Mission & Vision

The mission of the Los Angeles Black Worker Center is to increase access to quality jobs; reduce employment discrimination; and improve industries that employ Black workers through action and unionization. The center seeks to promote economic and racial justice, peace, and prosperity for all of Los Angeles by developing policies and corporate practices that perpetuate equality in the labor market and end inferior jobs in the Black Community.

What We Do

The Los Angeles Black Worker Center develops organized power and authentic grassroots leadership among Black workers (unionized, non-union, immigrant, formerly incarcerated and the unemployed) and the extended community to reverse the disproportionate levels of unemployment and underemployment in the Los Angeles Black community. The center’s key strategies are: leadership development of workers, research, and building strategic alliances between the Los Angeles labor movement and the Black community for action in collective campaigns.
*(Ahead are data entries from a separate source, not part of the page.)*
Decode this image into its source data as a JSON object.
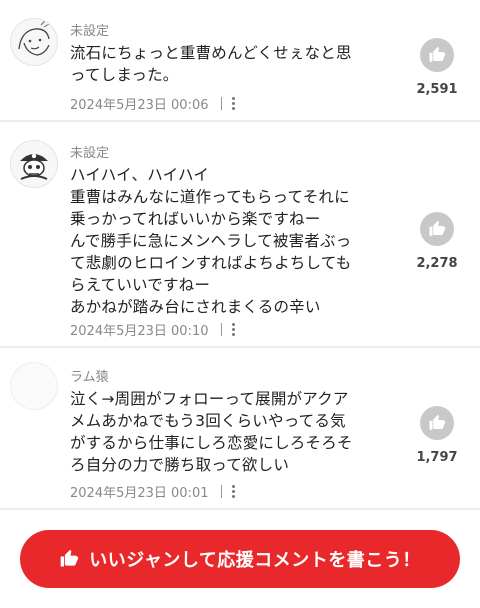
{
  "comments": [
    {
      "username": "未設定",
      "avatar_icon": "doodle-face-icon",
      "text": "流石にちょっと重曹めんどくせぇなと思\nってしまった。",
      "date": "2024年5月23日 00:06",
      "likes": "2,591"
    },
    {
      "username": "未設定",
      "avatar_icon": "pirate-skull-icon",
      "text": "ハイハイ、ハイハイ\n重曹はみんなに道作ってもらってそれに\n乗っかってればいいから楽ですねー\nんで勝手に急にメンヘラして被害者ぶっ\nて悲劇のヒロインすればよちよちしても\nらえていいですねー\nあかねが踏み台にされまくるの辛い",
      "date": "2024年5月23日 00:10",
      "likes": "2,278"
    },
    {
      "username": "ラム猿",
      "avatar_icon": "blank-avatar-icon",
      "text": "泣く→周囲がフォローって展開がアクア\nメムあかねでもう3回くらいやってる気\nがするから仕事にしろ恋愛にしろそろそ\nろ自分の力で勝ち取って欲しい",
      "date": "2024年5月23日 00:01",
      "likes": "1,797"
    }
  ],
  "cta": {
    "label": "いいジャンして応援コメントを書こう！",
    "color": "#e8282a"
  }
}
What We Believe

In this Obama era of optimism and opportunity, a new sense of power of the people challenges all of us to address the state of racial and economic injustice with innovative tools and fresh ideas. Grassroots worker leadership and strategic community-labor alliances are needed to fix the broken opportunity ladder for Black workers in Los Angeles, where only 2 in 5 Black workers has a quality job. The job crisis of chronic unemployment and underemployment has badly frayed the social fabric of Black communities and undermined its economic security. These conditions are fueled by anti-worker economic policies, disinvestment in urban communities and racial inequality in the labor market. Workers must demand equity, transparency and accountability in order to achieve equal access to meaningful, sustained, and quality employment for Black workers and for Los Angeles as a whole.
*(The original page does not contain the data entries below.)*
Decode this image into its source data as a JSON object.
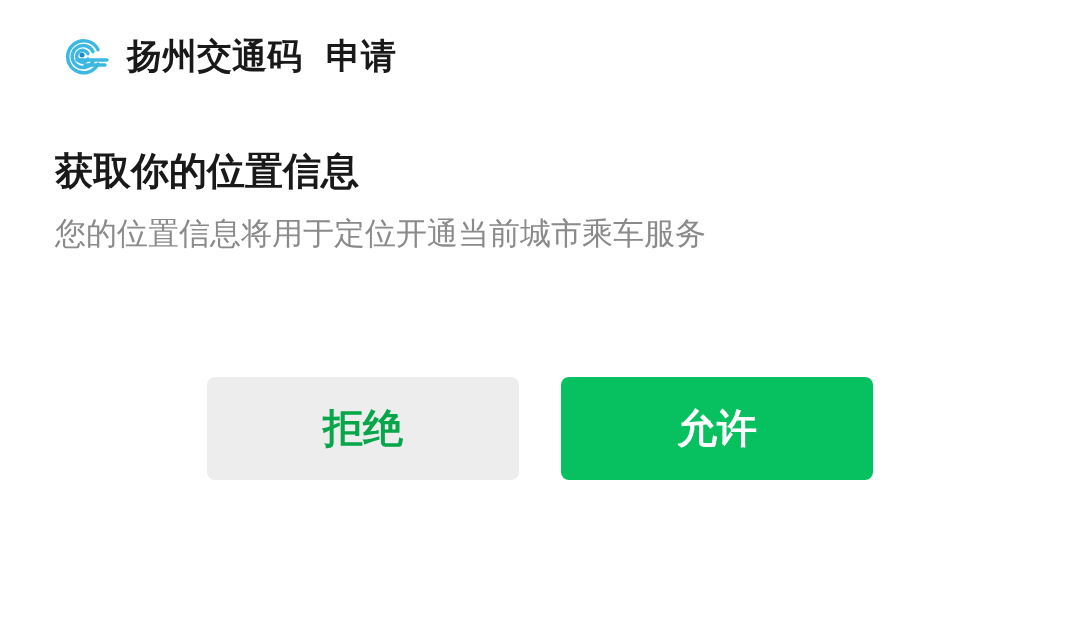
{
  "header": {
    "app_name": "扬州交通码",
    "action": "申请"
  },
  "title": "获取你的位置信息",
  "description": "您的位置信息将用于定位开通当前城市乘车服务",
  "buttons": [
    {
      "label": "拒绝",
      "kind": "secondary"
    },
    {
      "label": "允许",
      "kind": "primary"
    }
  ]
}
Who We Are

The Los Angeles Black Worker Center is a dynamic table of workers, organized labor, community-based organizations, clergy, students, and scholars working collectively to improve the position of the African-American working class, facilitate co-empowerment of workers and potential workers, and strengthen the voice of LA’s social and economic justice community. We have two locations, one in the Paul Robeson Community Center in South LA and the other at the UCLA Downtown Labor Center in MacArthur Park.


The Los Angeles Black Worker Center (BWC) project grew out of a combination of seven years of experience in low-wage worker organizing in South Los Angeles, developing leadership of Black unionists in the African American Union Leadership School (AAULS), a popular education program at the UCLA Labor Center, and the challenge to sustain progressive labor-community-university coalitions over the long term.

The Labor Center is a vital resource for training workers and students and influencing government policy to create jobs that are good for workers and their communities, to improve the quality of existing jobs in the low-wage economy, and to strengthen the process of immigrant integration, especially among youth and students.

LA BWC develops organized power and grassroots leaders who strengthen all of Los Angeles by advancing economic and racial justice for Black workers and the families that rely on them.